How to Argue with a Racist dismantles racially prejudiced ideas and challenges deeply buried misconceptions about genetics with levelheaded scientific evidence. While countering myths with facts, Rutherford traces where these misinterpretations came from, discussing both the racist history of his discipline and the momentous scientific discoveries intertwined with this past. In the science of genetics, nothing is as simple as it might seem. This guide encourages you to engage critically with this complexity and aids you in confronting biases fed by inaccurate information.

1. In the introduction, Rutherford explores how his interest in genetics has been influenced by his background. He discusses his British and Indian heritage as well as his education at University College London, where a key figure in the eugenics movement, Francis Galton, researched. Do you have personal history that has informed your perspective on the science of race?

2. The scientists who pioneered genetics have complicated legacies: Karl Linnaeus founded the taxonomic classification of living things into genus and species (Homo sapiens, for example), but also sorted humans into subspecies based on inaccurate racial stereotypes. How can we teach scientific history in a nuanced way that captures both these realities?

3. The human obsession with sorting things into categories appears throughout genetics’ history, from Johann Blumenbach’s 18th-century ancestral groups to Noah Rosenberg’s DNA analysis clusters from 2002. What are some ways humanity’s tendency to categorize can be helpful? Or harmful?

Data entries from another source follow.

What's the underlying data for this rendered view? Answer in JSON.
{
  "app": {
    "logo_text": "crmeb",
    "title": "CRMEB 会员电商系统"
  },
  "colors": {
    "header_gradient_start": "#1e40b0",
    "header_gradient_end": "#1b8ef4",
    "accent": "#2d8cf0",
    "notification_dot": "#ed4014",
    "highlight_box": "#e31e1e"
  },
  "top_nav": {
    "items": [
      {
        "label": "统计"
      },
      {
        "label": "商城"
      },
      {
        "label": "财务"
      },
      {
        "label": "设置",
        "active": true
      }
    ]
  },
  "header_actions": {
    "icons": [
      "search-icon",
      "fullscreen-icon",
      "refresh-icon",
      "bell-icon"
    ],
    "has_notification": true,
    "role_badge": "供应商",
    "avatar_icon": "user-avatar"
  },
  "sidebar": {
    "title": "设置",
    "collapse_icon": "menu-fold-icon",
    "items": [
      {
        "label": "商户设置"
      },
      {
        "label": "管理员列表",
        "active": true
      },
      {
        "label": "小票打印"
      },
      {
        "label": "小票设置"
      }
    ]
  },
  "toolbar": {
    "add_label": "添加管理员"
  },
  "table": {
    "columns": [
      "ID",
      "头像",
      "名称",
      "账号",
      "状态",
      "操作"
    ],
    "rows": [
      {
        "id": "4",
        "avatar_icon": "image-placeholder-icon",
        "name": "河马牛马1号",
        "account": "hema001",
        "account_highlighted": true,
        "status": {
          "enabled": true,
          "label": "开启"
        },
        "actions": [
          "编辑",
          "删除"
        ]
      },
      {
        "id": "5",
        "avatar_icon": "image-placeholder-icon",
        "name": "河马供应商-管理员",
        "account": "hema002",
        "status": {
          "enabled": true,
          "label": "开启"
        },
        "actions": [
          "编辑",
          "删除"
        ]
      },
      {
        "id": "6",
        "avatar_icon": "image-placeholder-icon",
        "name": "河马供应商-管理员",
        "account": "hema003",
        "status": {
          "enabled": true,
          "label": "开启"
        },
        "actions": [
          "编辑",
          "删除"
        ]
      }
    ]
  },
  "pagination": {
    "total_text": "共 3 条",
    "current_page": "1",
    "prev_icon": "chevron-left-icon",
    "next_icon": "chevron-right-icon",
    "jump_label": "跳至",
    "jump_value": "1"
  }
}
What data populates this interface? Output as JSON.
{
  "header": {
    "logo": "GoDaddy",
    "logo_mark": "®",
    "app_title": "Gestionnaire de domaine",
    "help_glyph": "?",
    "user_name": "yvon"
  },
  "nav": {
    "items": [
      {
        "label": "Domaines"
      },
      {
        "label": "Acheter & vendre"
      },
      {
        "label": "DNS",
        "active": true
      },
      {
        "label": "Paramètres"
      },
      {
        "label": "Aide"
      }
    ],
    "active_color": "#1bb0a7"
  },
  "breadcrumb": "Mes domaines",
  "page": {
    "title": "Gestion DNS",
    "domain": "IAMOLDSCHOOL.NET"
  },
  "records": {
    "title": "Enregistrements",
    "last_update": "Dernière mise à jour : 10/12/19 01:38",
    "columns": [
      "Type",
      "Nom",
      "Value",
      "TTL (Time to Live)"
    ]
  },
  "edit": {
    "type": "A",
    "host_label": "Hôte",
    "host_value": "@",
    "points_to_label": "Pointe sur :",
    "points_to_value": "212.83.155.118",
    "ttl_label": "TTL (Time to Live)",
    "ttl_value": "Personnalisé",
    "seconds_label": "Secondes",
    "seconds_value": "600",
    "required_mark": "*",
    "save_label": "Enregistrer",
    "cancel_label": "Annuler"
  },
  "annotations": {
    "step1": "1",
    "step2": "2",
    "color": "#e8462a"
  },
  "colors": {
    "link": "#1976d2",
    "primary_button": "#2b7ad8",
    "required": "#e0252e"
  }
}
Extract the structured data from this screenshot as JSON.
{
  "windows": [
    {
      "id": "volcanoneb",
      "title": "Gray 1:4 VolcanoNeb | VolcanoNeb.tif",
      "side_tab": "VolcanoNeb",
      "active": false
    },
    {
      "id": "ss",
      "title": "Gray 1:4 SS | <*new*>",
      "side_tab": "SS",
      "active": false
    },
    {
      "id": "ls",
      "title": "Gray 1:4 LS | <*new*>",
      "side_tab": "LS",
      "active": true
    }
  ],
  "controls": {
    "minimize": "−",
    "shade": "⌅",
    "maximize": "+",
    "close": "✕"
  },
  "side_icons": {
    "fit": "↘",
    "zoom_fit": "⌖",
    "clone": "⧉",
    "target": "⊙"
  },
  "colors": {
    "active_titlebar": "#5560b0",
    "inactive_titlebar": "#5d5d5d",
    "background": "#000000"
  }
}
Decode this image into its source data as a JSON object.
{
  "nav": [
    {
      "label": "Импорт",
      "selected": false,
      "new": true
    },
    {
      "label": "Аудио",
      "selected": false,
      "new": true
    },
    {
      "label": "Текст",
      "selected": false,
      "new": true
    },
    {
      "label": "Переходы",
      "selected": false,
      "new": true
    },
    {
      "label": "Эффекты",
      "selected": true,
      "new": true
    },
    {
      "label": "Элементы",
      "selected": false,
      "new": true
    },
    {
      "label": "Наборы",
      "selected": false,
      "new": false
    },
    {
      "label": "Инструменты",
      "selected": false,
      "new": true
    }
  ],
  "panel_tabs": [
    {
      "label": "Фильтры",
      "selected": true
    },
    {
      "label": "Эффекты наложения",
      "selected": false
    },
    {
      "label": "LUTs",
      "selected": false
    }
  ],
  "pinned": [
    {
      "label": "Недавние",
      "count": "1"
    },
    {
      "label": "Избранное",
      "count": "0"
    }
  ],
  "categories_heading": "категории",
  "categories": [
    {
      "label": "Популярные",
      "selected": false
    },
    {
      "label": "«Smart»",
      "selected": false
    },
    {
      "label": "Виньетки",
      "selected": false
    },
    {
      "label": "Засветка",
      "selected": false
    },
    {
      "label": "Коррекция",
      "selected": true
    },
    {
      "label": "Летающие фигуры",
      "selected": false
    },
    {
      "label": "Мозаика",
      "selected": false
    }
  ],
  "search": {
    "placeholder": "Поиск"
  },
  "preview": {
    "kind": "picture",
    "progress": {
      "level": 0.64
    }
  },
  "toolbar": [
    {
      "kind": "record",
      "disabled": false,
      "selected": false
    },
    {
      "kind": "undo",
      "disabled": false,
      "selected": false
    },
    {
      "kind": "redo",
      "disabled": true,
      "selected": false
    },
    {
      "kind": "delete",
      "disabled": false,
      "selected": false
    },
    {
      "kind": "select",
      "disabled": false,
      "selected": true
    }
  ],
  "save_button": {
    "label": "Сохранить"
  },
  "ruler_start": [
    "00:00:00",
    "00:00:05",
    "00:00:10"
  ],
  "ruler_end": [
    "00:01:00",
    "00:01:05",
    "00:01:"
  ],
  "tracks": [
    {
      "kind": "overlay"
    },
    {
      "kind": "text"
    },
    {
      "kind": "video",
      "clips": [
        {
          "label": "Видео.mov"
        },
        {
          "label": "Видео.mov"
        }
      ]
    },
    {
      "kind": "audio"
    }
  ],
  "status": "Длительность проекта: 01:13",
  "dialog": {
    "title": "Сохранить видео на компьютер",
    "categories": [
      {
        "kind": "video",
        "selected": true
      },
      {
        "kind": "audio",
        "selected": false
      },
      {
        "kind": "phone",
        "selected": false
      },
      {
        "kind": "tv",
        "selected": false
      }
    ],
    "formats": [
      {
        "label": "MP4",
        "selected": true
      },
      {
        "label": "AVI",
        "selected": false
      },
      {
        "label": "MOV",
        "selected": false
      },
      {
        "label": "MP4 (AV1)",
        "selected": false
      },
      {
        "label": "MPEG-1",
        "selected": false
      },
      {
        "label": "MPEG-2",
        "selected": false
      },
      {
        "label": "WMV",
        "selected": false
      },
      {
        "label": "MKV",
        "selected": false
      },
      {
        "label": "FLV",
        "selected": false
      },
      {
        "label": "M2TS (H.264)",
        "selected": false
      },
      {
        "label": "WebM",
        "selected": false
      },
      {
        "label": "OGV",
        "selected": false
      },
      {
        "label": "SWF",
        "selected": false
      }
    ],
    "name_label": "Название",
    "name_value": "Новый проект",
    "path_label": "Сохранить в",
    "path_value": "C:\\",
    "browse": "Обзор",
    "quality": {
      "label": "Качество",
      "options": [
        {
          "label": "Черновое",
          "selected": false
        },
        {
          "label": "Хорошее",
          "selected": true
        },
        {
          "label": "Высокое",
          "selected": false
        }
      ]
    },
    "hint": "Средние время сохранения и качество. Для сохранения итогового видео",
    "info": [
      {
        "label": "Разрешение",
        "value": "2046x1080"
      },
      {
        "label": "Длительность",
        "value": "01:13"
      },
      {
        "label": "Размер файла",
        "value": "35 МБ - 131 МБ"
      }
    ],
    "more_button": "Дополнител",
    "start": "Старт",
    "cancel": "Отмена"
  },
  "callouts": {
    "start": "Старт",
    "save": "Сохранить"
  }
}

4. A British person might be excited to find out that they are related to historical figures like Edward III, but it’s mathematically provable that all Brits have a nearly 100 percent chance of descending from Edward III. Why do we remain fascinated by our ancestry despite facts like these?

5. White supremacists use internet forums to spread their ideology, and geneticists often must contend with a “deluge of racist replies” after sharing academic papers online (115). How has technology affected the way we discuss and conceptualize race?

6. On the topic of whether factual evidence can combat racist opinions, Rutherford quotes Jonathan Swift: “Reasoning will never make a Man correct an ill Opinion, which by Reasoning he never acquired.” What other tools can we use alongside science to fight prejudice more effectively?

7. Positive-attribute racism like “East Asians are better at math” or “Africans are the best runners” is often an unintentional expression of prejudice. Although these statements may not be meant negatively, how might they still be damaging?

8. Detractors of IQ as a meaningful scale for intelligence point out problems like potential cultural bias in IQ tests’ formulation, but Rutherford concludes that IQ tests can produce scientifically relevant data despite these issues. Do you think IQ is still a useful way for us to assess intelligence today?

9. Rutherford sums up the difficulty of challenging prejudice when he writes, “It is easier to apply ‘common sense’ arguments, such as that slavery bred natural athletes, than recognize that life histories, evolution, and genetics are profoundly tricky to unpick” (200). Have there been times in your life when you defaulted to the “simple” answer rather than seeking complexity? What were the results?

10. Some people identify strongly with their race—for example, a Black person who is proud of their Black heritage and culture. Do you think this identification is incompatible with what science tells us about race?

11. For Rutherford, the most important thing a scientist can say is, “We don’t know” (xviii). How does this relate to your view of science? Does uncertainty inhibit you, or inspire you to find out more?